Domestic abuse is an immensely contentious area. Campaigners, police and victims agree they want to stop it, but not how this can be achieved. Some are fatalistic about the chances of changing the behaviour of those who abuse, and want all efforts focussed on furthering gender equality, supporting victims and imprisoning perpetrators. Others believe we can only reduce abuse through reforming perpetrators.
The recent government consultation on combatting domestic abuse focussed on an expansion of restrictive civil orders and on prosecution, conviction and harsher sentences. But the College of Policing says there is no evidence that criminal sanctions stop abusers abusing. What’s more, harsher sentences are associated with higher rates of reoffending. So criminal sanctions punish, but don’t help victims in the long term.
This report highlights problems with the current criminal justice response to domestic abuse cases, and outlines the interventions available, the evidence (or lack of) on their impact, and the next steps required to reduce abuse. High attrition rate in domestic abuse cases continues to be a concern. Scepticism around the use of out of court responses such as community resolutions, cautions and restorative justice means their role is potentially underestimated. The government’s proposals to expand use of the domestic violence protection order is unlikely to make a positive impact.

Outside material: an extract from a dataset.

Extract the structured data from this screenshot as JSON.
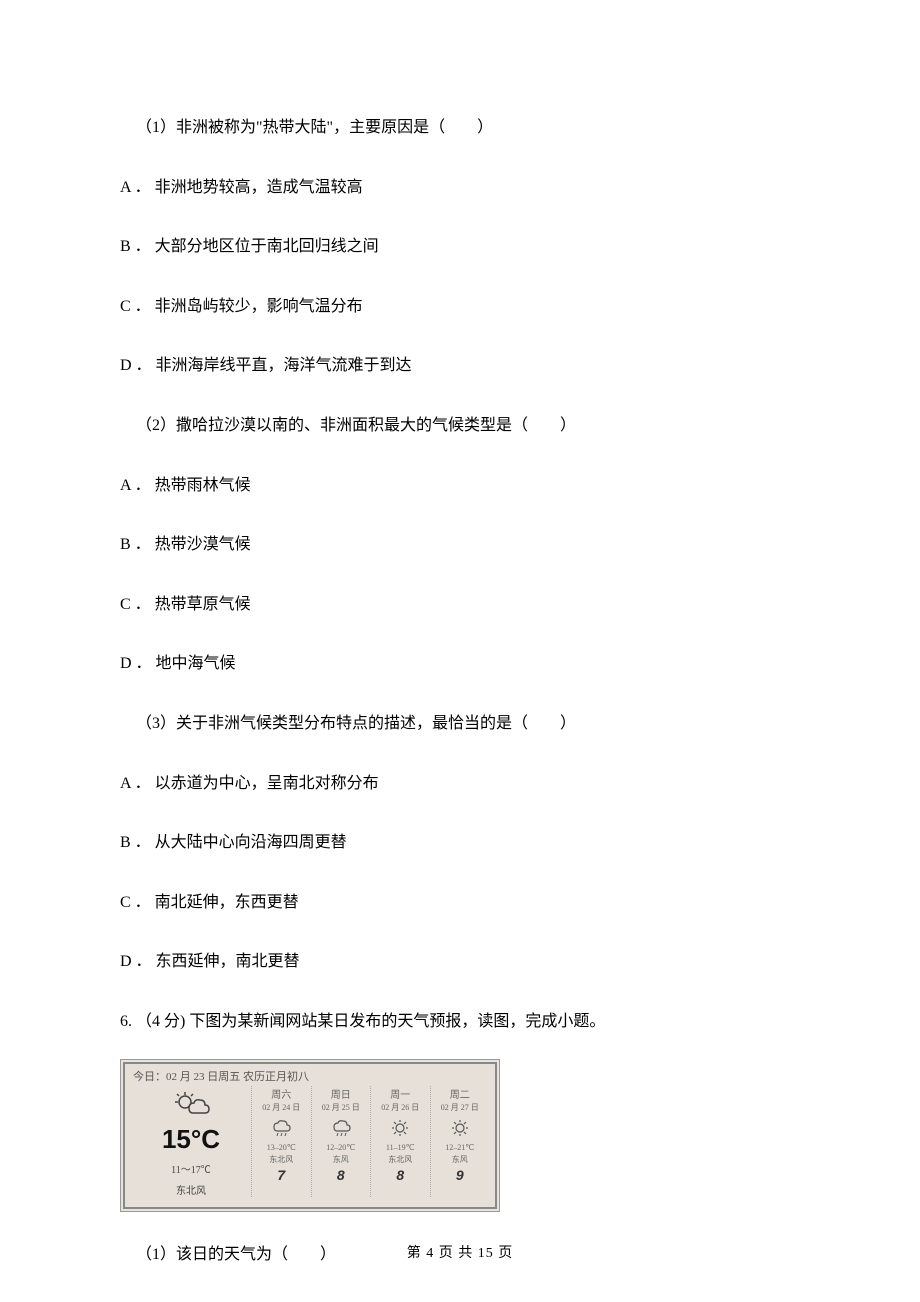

Instead, we need to work out whether all commonly used perpetrator programmes work and expand those that do.